WORK TASK :: Scan the entries below and count the lines holding the string "controls". Supply only the number.

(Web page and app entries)
################

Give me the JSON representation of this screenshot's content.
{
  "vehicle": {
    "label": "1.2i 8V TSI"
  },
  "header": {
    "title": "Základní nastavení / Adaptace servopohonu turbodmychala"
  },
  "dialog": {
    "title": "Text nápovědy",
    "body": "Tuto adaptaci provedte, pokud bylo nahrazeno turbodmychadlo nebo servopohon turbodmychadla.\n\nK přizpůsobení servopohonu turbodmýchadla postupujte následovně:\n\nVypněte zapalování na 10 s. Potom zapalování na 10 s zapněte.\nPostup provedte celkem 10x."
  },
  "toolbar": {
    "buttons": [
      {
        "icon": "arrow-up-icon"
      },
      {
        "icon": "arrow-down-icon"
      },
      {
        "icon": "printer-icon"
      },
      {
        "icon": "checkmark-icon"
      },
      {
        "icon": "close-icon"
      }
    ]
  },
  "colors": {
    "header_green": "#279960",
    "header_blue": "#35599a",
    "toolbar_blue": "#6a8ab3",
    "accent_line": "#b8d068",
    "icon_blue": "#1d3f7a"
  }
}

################

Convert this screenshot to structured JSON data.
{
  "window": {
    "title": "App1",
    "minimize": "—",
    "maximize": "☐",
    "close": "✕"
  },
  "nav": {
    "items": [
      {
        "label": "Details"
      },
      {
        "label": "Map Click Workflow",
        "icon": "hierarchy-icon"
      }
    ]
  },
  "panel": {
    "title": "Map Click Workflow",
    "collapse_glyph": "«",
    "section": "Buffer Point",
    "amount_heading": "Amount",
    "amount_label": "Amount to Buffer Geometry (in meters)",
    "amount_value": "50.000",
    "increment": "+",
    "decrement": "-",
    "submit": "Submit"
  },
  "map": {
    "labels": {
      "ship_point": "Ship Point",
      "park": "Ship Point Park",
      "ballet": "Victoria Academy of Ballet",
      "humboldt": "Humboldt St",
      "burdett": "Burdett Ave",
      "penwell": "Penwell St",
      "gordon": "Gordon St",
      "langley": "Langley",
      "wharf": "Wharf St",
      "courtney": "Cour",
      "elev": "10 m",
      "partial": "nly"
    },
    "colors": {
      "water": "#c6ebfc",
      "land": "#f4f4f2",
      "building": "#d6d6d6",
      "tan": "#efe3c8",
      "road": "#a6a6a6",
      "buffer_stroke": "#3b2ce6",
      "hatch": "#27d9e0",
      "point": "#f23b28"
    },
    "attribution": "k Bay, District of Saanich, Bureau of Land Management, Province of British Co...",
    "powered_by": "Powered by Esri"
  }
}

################

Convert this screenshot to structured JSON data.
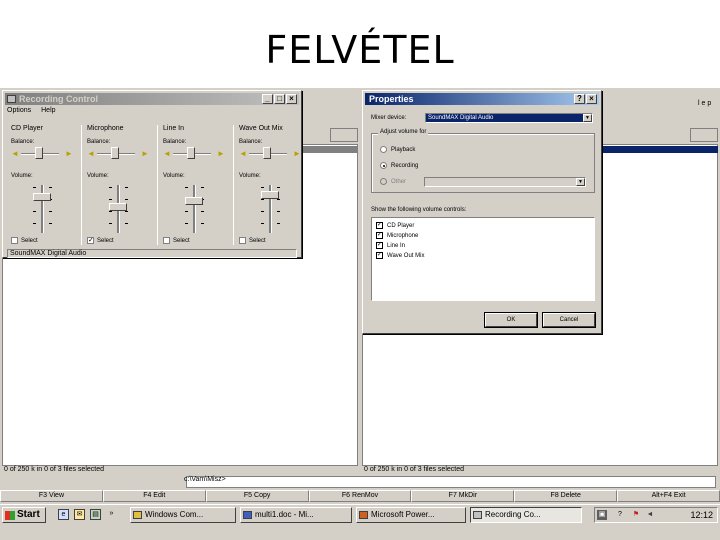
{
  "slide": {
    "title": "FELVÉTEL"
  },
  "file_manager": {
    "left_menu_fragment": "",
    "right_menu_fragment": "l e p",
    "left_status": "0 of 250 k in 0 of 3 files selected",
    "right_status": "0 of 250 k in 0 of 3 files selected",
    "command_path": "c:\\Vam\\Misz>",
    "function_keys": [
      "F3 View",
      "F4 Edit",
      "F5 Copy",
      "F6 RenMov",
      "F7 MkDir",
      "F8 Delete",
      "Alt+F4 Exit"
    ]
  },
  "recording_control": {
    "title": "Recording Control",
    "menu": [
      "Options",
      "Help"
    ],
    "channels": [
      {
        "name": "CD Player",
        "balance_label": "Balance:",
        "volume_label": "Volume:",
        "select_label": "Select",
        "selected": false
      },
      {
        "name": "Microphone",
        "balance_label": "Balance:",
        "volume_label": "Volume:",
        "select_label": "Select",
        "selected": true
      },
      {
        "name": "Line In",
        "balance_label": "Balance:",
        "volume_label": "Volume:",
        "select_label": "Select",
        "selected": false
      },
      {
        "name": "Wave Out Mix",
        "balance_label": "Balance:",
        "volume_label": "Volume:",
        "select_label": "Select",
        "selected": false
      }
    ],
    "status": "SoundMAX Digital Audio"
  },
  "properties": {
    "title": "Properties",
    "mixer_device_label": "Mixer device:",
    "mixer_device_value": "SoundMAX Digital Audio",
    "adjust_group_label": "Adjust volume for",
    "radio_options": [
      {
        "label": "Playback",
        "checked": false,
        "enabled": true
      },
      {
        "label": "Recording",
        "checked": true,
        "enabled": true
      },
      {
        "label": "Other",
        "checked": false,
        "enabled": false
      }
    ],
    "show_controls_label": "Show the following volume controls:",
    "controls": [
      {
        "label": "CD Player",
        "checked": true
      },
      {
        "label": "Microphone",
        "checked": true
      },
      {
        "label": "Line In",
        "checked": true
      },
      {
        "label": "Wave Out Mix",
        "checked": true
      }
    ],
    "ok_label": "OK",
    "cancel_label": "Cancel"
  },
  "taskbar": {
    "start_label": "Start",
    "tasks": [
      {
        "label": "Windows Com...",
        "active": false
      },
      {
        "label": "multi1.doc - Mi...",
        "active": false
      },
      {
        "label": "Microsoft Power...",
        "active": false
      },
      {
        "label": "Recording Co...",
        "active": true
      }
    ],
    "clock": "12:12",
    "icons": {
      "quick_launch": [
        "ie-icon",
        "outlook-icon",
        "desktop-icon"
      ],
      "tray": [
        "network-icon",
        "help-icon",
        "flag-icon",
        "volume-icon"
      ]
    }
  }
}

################

EXERCISE OUTPUT :: 2